German Chancellor Angela Merkel has argued against large cash injections, especially purchase tax cuts, warning that billowing budgetary deficits can only burden future generations. “Europe will act in a united, strong, rapid and decisive manner to avoid a recessionary spiral and sustain economic activity and employment,’ the draft said of temporary support to the economy, including the auto and construction sectors.

The U.S Senate’s refusal overnight to back a rescue plan for the auto sector raised the spectre of collapse in the key sector and will have raised concern in European capitals. The crisis continued to eat into the banking sector, origin of the crisis now sweeping the globe. The bank JPMorgan predicted a ‘terrible’ fourth quarter.

In wording which appeared to reflect the reluctance of countries such as Germany to cut value added tax (VAT), the text raised the possibility of reducing VAT on labour-intensive services only in those states that wished to do so.

The climate discussions took on a special significance, six weeks before Barack Obama takes over the U.S. presidency holding out the prospect of closer transatlantic co-operation on global warming.

According to the draft text, poorer east European nations will be offered two tiers of funding worth billions of euros to win their support for measures to tackle climate change that will ramp up costs for their highly-polluting power sectors.

The nine former communist states are seen as the final blockage to a deal, having already threatened to veto the plan if nothing is done to temper measures aimed at making coal-fired power stations uneconomical and boosting cleaner alternatives.

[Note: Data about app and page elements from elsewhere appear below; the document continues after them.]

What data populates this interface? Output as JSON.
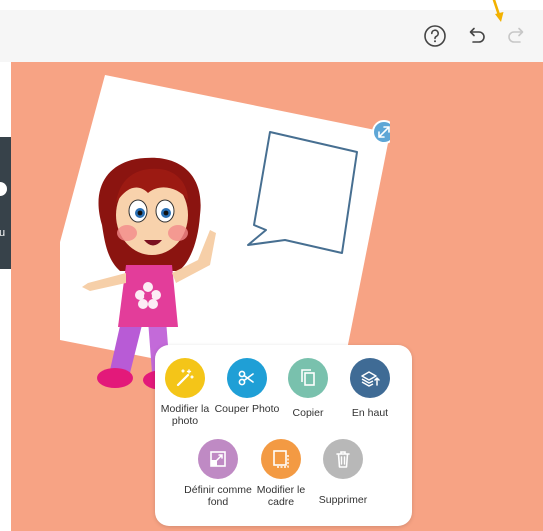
{
  "colors": {
    "canvas": "#f7a384",
    "toolbar": "#f6f6f6",
    "accent_arrow": "#f2b100",
    "resize_handle": "#5ea6d6"
  },
  "toolbar": {
    "help_icon": "help-circle-icon",
    "undo_icon": "undo-icon",
    "redo_icon": "redo-icon"
  },
  "side_panel": {
    "letter": "u"
  },
  "menu": {
    "row1": [
      {
        "label": "Modifier la photo",
        "icon": "magic-wand-icon",
        "color": "#f4c518"
      },
      {
        "label": "Couper Photo",
        "icon": "scissors-icon",
        "color": "#1f9fd6"
      },
      {
        "label": "Copier",
        "icon": "copy-icon",
        "color": "#79c1ad"
      },
      {
        "label": "En haut",
        "icon": "layers-up-icon",
        "color": "#3f6b95"
      }
    ],
    "row2": [
      {
        "label": "Définir comme fond",
        "icon": "set-background-icon",
        "color": "#bf8ac4"
      },
      {
        "label": "Modifier le cadre",
        "icon": "frame-icon",
        "color": "#f39a43"
      },
      {
        "label": "Supprimer",
        "icon": "trash-icon",
        "color": "#b8b8b8"
      }
    ]
  }
}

Their power sectors were also partially exempted from paying for emissions permits under the EU’s flagship emissions trading scheme (ETS) between 2013 and 2020. However it was not clear whether eastern capitals would back the new proposals in a final planned session of talks on Friday, despite positive noises voiced earlier by Poland and others.

Diplomats said leaders had agreed assurances to Ireland enabling Dublin to hold a second referendum by next November on the Lisbon treaty.

The Lisbon Treaty — successor to the defunct EU constitution — aims to give the bloc more weight in the world by creating a long-term president and its own foreign policy supremo and needs to be ratified by all 27 EU states.

Dublin will be offered guarantees that concerns such as military neutrality and national tax policy will not be touched, as long as it commits to ratifying it by November 2009 — paving the way for a new referendum which it is far from sure to win.